Start of SUPPLIED ENTRIES
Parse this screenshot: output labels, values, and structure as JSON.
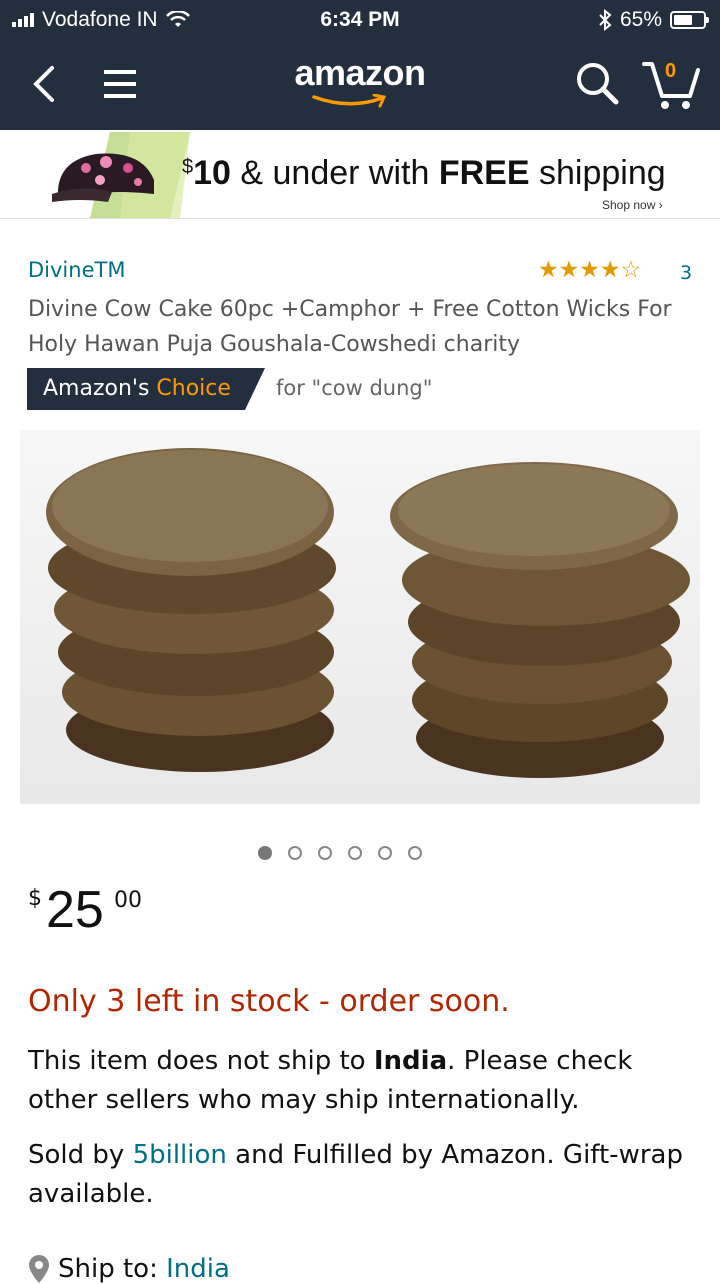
{
  "status_bar": {
    "carrier": "Vodafone IN",
    "time": "6:34 PM",
    "battery": "65%",
    "battery_level": 0.65
  },
  "nav": {
    "logo": "amazon",
    "cart_count": "0",
    "icons": [
      "back-chevron-icon",
      "hamburger-menu-icon",
      "search-icon",
      "cart-icon"
    ]
  },
  "banner": {
    "currency": "$",
    "amount": "10",
    "middle": " & under with ",
    "bold": "FREE",
    "end": " shipping",
    "cta": "Shop now ›"
  },
  "product": {
    "brand": "DivineTM",
    "rating_stars": 4.5,
    "rating_count": "3",
    "title": "Divine Cow Cake 60pc +Camphor + Free Cotton Wicks For Holy Hawan Puja Goushala-Cowshedi charity",
    "badge_prefix": "Amazon's ",
    "badge_highlight": "Choice",
    "badge_for": "for \"cow dung\"",
    "image_count": 6,
    "image_active_index": 0
  },
  "price": {
    "currency": "$",
    "whole": "25",
    "fraction": "00"
  },
  "stock": "Only 3 left in stock - order soon.",
  "shipping": {
    "prefix": "This item does not ship to ",
    "country": "India",
    "suffix": ". Please check other sellers who may ship internationally."
  },
  "seller": {
    "prefix": "Sold by ",
    "name": "5billion",
    "suffix": " and Fulfilled by Amazon. Gift-wrap available."
  },
  "ship_to": {
    "label": "Ship to: ",
    "country": "India"
  },
  "colors": {
    "nav_bg": "#232f3e",
    "accent_orange": "#ff9900",
    "link_teal": "#007185",
    "stock_red": "#b12704"
  }
}
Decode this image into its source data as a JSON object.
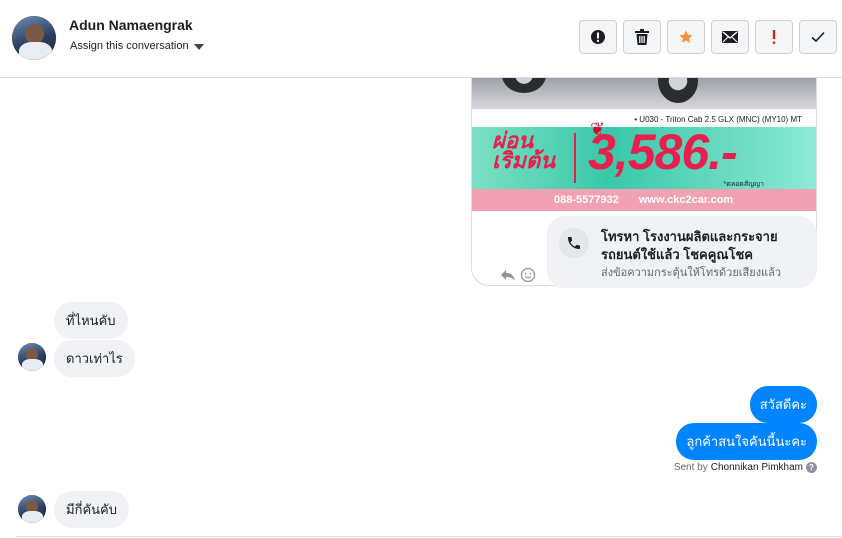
{
  "header": {
    "contact_name": "Adun Namaengrak",
    "assign_label": "Assign this conversation"
  },
  "toolbar": {
    "buttons": [
      {
        "name": "spam",
        "icon": "exclamation-circle-icon"
      },
      {
        "name": "delete",
        "icon": "trash-icon"
      },
      {
        "name": "star",
        "icon": "star-icon",
        "color": "#f7923a"
      },
      {
        "name": "mark-unread",
        "icon": "envelope-icon"
      },
      {
        "name": "follow-up",
        "icon": "exclamation-icon",
        "color": "#e02020"
      },
      {
        "name": "mark-done",
        "icon": "checkmark-icon"
      }
    ]
  },
  "attachment": {
    "model_text": "• U030 - Triton Cab 2.5 GLX (MNC) (MY10) MT",
    "promo_left": "ผ่อน เริ่มต้น",
    "price": "3,586.-",
    "price_note": "*ตลอดสัญญา",
    "phone": "088-5577932",
    "website": "www.ckc2car.com"
  },
  "call_card": {
    "title": "โทรหา โรงงานผลิตและกระจาย รถยนต์ใช้แล้ว โชคคูณโชค",
    "subtitle": "ส่งข้อความกระตุ้นให้โทรด้วยเสียงแล้ว"
  },
  "messages": [
    {
      "from": "customer",
      "text": "ที่ไหนคับ"
    },
    {
      "from": "customer",
      "text": "ดาวเท่าไร"
    },
    {
      "from": "page",
      "text": "สวัสดีคะ"
    },
    {
      "from": "page",
      "text": "ลูกค้าสนใจคันนี้นะคะ"
    },
    {
      "from": "customer",
      "text": "มีกี่คันคับ"
    }
  ],
  "seen": {
    "prefix": "Sent by",
    "sender": "Chonnikan Pimkham",
    "help": "?"
  },
  "colors": {
    "outgoing_bubble": "#0084ff",
    "incoming_bubble": "#f0f2f5"
  }
}
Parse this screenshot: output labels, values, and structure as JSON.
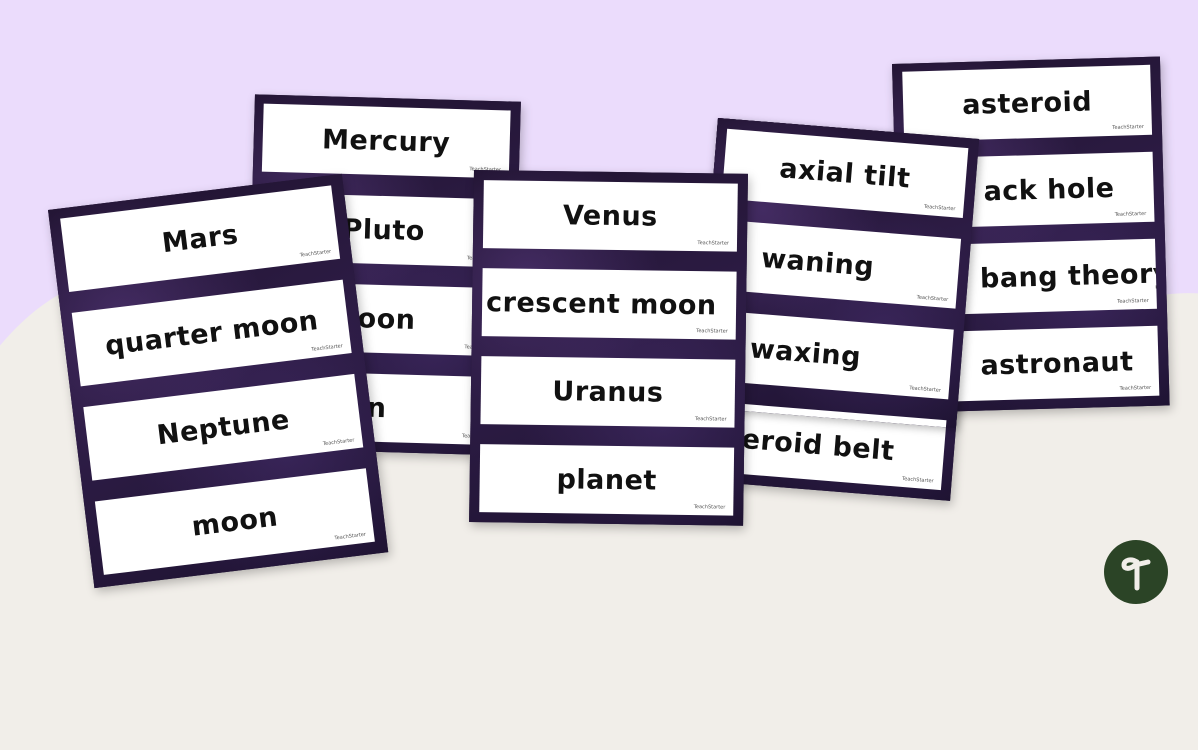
{
  "colors": {
    "background_top": "#ebdcfc",
    "background_bottom": "#f1eee9",
    "strip": "#241636",
    "card": "#ffffff",
    "text": "#111111",
    "logo": "#2b4426"
  },
  "watermark": "TeachStarter",
  "strips": [
    {
      "cards": [
        "Mars",
        "quarter moon",
        "Neptune",
        "moon"
      ]
    },
    {
      "cards": [
        "Mercury",
        "Pluto",
        "alf-moon",
        "Saturn"
      ]
    },
    {
      "cards": [
        "Venus",
        "crescent moon",
        "Uranus",
        "planet"
      ]
    },
    {
      "cards": [
        "axial tilt",
        "waning",
        "waxing",
        "steroid belt"
      ]
    },
    {
      "cards": [
        "asteroid",
        "ack hole",
        "bang theory",
        "astronaut"
      ]
    }
  ],
  "logo": {
    "icon": "teach-starter-t-icon"
  }
}
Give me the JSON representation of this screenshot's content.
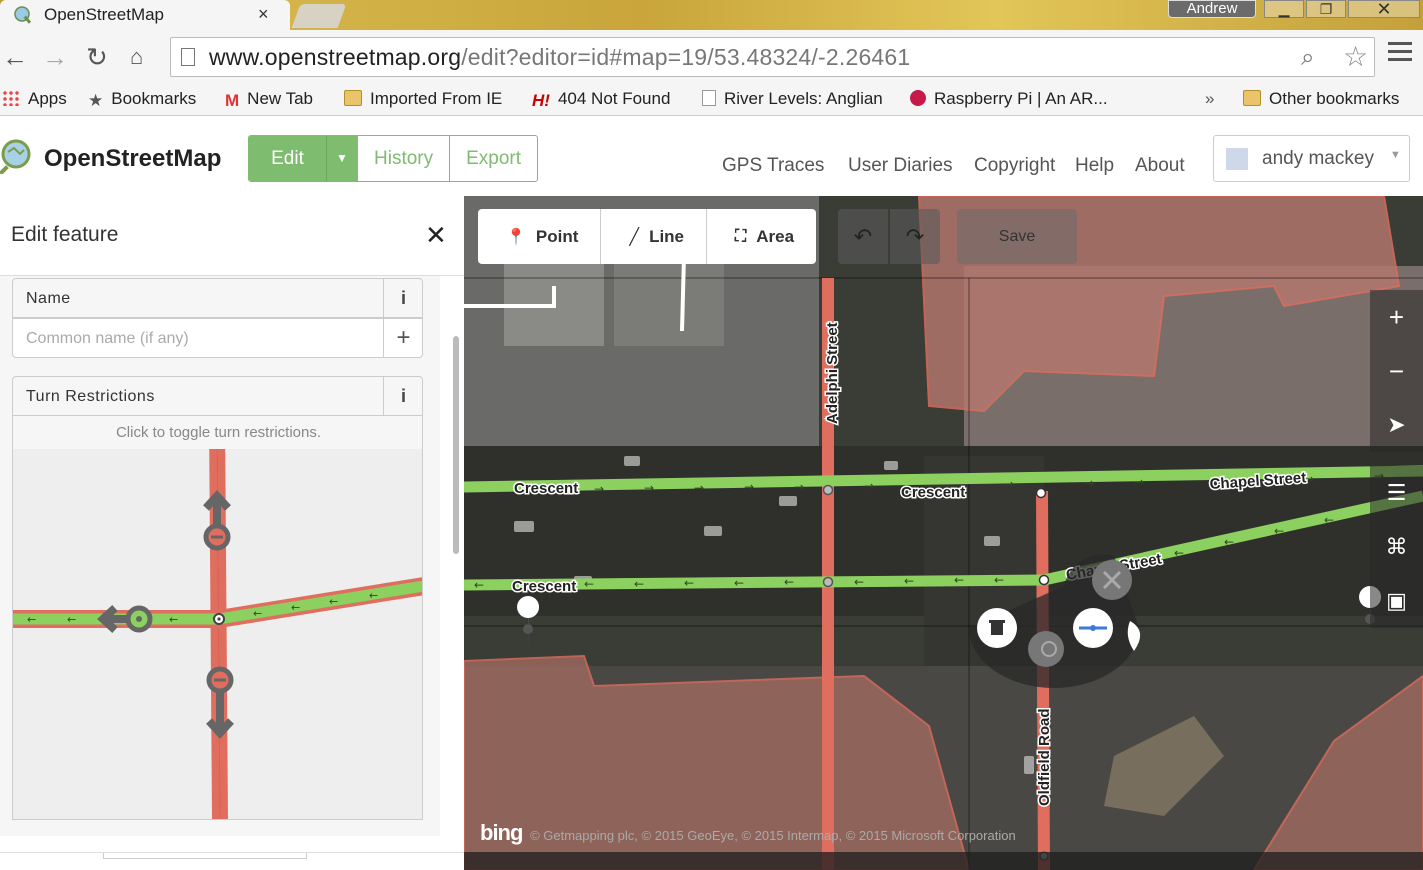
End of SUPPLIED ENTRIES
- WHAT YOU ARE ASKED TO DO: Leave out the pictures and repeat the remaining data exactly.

- SOLUTION TO THE PROBLEM:
Parse this screenshot: output labels, values, and structure as JSON.
{
  "status_bar": {
    "carrier": "Vodafone IN",
    "time": "6:34 PM",
    "battery": "65%",
    "battery_level": 0.65
  },
  "nav": {
    "logo": "amazon",
    "cart_count": "0",
    "icons": [
      "back-chevron-icon",
      "hamburger-menu-icon",
      "search-icon",
      "cart-icon"
    ]
  },
  "banner": {
    "currency": "$",
    "amount": "10",
    "middle": " & under with ",
    "bold": "FREE",
    "end": " shipping",
    "cta": "Shop now ›"
  },
  "product": {
    "brand": "DivineTM",
    "rating_stars": 4.5,
    "rating_count": "3",
    "title": "Divine Cow Cake 60pc +Camphor + Free Cotton Wicks For Holy Hawan Puja Goushala-Cowshedi charity",
    "badge_prefix": "Amazon's ",
    "badge_highlight": "Choice",
    "badge_for": "for \"cow dung\"",
    "image_count": 6,
    "image_active_index": 0
  },
  "price": {
    "currency": "$",
    "whole": "25",
    "fraction": "00"
  },
  "stock": "Only 3 left in stock - order soon.",
  "shipping": {
    "prefix": "This item does not ship to ",
    "country": "India",
    "suffix": ". Please check other sellers who may ship internationally."
  },
  "seller": {
    "prefix": "Sold by ",
    "name": "5billion",
    "suffix": " and Fulfilled by Amazon. Gift-wrap available."
  },
  "ship_to": {
    "label": "Ship to: ",
    "country": "India"
  },
  "colors": {
    "nav_bg": "#232f3e",
    "accent_orange": "#ff9900",
    "link_teal": "#007185",
    "stock_red": "#b12704"
  }
}
Decode this image into its source data as a JSON object.
{
  "header": {
    "contact_name": "Adun Namaengrak",
    "assign_label": "Assign this conversation"
  },
  "toolbar": {
    "buttons": [
      {
        "name": "spam",
        "icon": "exclamation-circle-icon"
      },
      {
        "name": "delete",
        "icon": "trash-icon"
      },
      {
        "name": "star",
        "icon": "star-icon",
        "color": "#f7923a"
      },
      {
        "name": "mark-unread",
        "icon": "envelope-icon"
      },
      {
        "name": "follow-up",
        "icon": "exclamation-icon",
        "color": "#e02020"
      },
      {
        "name": "mark-done",
        "icon": "checkmark-icon"
      }
    ]
  },
  "attachment": {
    "model_text": "• U030 - Triton Cab 2.5 GLX (MNC) (MY10) MT",
    "promo_left": "ผ่อน เริ่มต้น",
    "price": "3,586.-",
    "price_note": "*ตลอดสัญญา",
    "phone": "088-5577932",
    "website": "www.ckc2car.com"
  },
  "call_card": {
    "title": "โทรหา โรงงานผลิตและกระจาย รถยนต์ใช้แล้ว โชคคูณโชค",
    "subtitle": "ส่งข้อความกระตุ้นให้โทรด้วยเสียงแล้ว"
  },
  "messages": [
    {
      "from": "customer",
      "text": "ที่ไหนคับ"
    },
    {
      "from": "customer",
      "text": "ดาวเท่าไร"
    },
    {
      "from": "page",
      "text": "สวัสดีคะ"
    },
    {
      "from": "page",
      "text": "ลูกค้าสนใจคันนี้นะคะ"
    },
    {
      "from": "customer",
      "text": "มีกี่คันคับ"
    }
  ],
  "seen": {
    "prefix": "Sent by",
    "sender": "Chonnikan Pimkham",
    "help": "?"
  },
  "colors": {
    "outgoing_bubble": "#0084ff",
    "incoming_bubble": "#f0f2f5"
  }
}
Parse this screenshot: output labels, values, and structure as JSON.
{
  "colors": {
    "background_top": "#ebdcfc",
    "background_bottom": "#f1eee9",
    "strip": "#241636",
    "card": "#ffffff",
    "text": "#111111",
    "logo": "#2b4426"
  },
  "watermark": "TeachStarter",
  "strips": [
    {
      "cards": [
        "Mars",
        "quarter moon",
        "Neptune",
        "moon"
      ]
    },
    {
      "cards": [
        "Mercury",
        "Pluto",
        "alf-moon",
        "Saturn"
      ]
    },
    {
      "cards": [
        "Venus",
        "crescent moon",
        "Uranus",
        "planet"
      ]
    },
    {
      "cards": [
        "axial tilt",
        "waning",
        "waxing",
        "steroid belt"
      ]
    },
    {
      "cards": [
        "asteroid",
        "ack hole",
        "bang theory",
        "astronaut"
      ]
    }
  ],
  "logo": {
    "icon": "teach-starter-t-icon"
  }
}
Give me the JSON representation of this screenshot's content.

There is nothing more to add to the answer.